Check every line below for the word "ffffff" and copy each one that has it.

(Data records for software interfaces)
* * * * *

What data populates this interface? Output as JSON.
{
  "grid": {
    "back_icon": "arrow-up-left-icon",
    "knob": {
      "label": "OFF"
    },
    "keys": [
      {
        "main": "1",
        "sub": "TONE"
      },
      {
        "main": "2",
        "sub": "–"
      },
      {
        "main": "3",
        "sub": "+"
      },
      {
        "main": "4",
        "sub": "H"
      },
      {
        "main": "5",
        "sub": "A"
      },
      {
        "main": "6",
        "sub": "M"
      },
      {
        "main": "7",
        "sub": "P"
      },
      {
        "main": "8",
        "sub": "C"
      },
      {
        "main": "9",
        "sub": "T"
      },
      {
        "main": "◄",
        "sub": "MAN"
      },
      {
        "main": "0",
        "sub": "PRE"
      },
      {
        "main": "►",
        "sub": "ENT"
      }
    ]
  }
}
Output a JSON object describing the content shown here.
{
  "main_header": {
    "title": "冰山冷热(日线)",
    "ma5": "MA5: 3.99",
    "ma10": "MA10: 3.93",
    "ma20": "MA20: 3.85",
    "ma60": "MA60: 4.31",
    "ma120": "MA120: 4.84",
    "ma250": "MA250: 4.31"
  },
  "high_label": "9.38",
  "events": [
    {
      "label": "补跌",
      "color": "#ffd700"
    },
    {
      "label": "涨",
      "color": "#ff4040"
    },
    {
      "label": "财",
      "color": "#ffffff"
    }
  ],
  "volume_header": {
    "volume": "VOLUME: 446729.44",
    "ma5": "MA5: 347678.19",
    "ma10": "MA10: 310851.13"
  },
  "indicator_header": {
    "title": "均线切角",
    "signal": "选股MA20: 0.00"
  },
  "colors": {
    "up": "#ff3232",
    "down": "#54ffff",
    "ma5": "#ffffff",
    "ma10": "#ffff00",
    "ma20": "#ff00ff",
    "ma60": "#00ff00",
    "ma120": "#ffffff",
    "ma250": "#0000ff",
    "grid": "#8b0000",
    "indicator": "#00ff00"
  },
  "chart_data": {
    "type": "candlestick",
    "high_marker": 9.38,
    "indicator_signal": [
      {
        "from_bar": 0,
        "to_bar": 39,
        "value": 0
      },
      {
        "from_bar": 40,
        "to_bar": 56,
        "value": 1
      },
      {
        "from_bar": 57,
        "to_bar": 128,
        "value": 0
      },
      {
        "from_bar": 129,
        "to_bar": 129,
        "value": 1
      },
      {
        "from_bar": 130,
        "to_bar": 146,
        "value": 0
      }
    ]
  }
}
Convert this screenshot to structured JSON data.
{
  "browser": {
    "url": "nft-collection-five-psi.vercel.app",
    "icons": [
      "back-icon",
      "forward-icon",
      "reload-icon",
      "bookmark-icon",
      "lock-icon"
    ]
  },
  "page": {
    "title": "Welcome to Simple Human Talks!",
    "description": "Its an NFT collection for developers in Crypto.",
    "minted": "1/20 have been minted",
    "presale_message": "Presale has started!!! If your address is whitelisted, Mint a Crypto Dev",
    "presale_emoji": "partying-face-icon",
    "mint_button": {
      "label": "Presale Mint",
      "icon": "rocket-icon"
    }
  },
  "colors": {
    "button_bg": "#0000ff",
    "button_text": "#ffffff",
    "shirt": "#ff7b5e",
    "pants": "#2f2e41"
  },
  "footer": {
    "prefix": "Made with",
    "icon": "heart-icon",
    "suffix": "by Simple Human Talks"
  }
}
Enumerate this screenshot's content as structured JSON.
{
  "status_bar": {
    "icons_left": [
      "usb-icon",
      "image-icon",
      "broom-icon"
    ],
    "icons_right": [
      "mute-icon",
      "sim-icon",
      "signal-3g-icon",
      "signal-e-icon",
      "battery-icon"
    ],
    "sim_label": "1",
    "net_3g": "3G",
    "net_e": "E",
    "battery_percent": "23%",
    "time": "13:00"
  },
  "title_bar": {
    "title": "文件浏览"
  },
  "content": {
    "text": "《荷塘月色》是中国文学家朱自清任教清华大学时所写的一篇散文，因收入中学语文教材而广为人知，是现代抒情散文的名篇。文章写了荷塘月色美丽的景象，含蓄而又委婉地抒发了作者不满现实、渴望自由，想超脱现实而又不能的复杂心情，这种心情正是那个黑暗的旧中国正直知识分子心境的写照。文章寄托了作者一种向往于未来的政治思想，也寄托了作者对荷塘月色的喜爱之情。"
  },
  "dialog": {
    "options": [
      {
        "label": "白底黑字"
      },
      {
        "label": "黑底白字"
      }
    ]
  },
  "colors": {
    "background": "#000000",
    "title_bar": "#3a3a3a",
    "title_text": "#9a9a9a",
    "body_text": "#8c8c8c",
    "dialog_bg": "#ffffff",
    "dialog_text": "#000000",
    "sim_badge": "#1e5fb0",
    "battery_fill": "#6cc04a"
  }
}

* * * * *

### OUTPUT FOR THIS TASK
      "color": "#ffffff"
    "ma5": "#ffffff",
    "ma120": "#ffffff",
    "button_text": "#ffffff",
    "dialog_bg": "#ffffff",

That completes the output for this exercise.